Segment Open
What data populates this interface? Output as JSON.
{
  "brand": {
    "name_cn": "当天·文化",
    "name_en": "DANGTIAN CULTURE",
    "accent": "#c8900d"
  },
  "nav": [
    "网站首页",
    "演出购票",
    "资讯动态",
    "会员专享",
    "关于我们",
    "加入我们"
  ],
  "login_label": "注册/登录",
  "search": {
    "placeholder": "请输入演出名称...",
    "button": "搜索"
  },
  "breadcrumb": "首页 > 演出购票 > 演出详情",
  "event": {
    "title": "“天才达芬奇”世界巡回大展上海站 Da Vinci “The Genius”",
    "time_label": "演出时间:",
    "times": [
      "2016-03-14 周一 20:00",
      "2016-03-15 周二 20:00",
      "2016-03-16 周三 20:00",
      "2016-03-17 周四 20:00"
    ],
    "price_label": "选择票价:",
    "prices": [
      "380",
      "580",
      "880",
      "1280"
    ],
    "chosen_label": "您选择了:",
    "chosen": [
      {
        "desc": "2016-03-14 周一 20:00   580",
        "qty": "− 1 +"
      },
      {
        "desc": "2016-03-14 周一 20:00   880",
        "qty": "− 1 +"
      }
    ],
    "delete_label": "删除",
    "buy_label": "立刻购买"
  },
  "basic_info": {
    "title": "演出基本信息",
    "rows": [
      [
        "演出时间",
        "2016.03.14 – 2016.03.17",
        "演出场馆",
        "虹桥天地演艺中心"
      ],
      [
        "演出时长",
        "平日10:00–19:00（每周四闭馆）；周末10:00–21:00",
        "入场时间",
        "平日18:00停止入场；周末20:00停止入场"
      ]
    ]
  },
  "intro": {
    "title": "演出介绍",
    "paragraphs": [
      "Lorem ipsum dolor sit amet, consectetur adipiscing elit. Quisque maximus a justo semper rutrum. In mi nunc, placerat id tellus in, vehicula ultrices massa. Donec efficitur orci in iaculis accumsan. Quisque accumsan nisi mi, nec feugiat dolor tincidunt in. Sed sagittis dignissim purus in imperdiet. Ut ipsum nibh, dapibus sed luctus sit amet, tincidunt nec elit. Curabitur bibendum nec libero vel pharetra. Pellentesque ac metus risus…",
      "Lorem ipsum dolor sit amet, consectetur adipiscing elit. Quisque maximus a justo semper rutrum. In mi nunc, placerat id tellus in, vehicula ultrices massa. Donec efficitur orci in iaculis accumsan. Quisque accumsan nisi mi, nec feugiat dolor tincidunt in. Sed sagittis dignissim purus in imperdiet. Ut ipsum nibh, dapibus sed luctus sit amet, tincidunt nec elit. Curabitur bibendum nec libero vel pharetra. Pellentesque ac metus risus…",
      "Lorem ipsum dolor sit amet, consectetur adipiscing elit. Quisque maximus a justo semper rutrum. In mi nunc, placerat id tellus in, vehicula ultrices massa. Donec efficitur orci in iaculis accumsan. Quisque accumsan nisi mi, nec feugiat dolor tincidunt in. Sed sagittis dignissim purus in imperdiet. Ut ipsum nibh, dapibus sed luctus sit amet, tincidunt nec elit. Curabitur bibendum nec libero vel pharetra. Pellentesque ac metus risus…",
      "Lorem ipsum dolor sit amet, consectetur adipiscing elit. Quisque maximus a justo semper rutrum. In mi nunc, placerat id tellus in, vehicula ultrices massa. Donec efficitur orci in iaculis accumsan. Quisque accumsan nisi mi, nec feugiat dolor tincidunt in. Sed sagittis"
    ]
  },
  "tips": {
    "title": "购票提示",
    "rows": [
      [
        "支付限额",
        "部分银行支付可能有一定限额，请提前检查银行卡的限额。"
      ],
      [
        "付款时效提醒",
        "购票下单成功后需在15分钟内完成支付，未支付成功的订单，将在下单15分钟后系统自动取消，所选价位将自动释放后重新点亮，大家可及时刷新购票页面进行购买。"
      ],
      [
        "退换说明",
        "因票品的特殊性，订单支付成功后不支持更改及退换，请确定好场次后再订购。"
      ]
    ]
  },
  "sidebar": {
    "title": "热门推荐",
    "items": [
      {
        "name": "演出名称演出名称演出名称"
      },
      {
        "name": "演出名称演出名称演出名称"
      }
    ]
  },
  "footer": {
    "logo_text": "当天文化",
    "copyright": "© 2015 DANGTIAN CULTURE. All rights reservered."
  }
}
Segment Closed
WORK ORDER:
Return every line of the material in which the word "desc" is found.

RESULT FOR THIS EXERCISE:
        "desc": "2016-03-14 周一 20:00   580",
        "desc": "2016-03-14 周一 20:00   880",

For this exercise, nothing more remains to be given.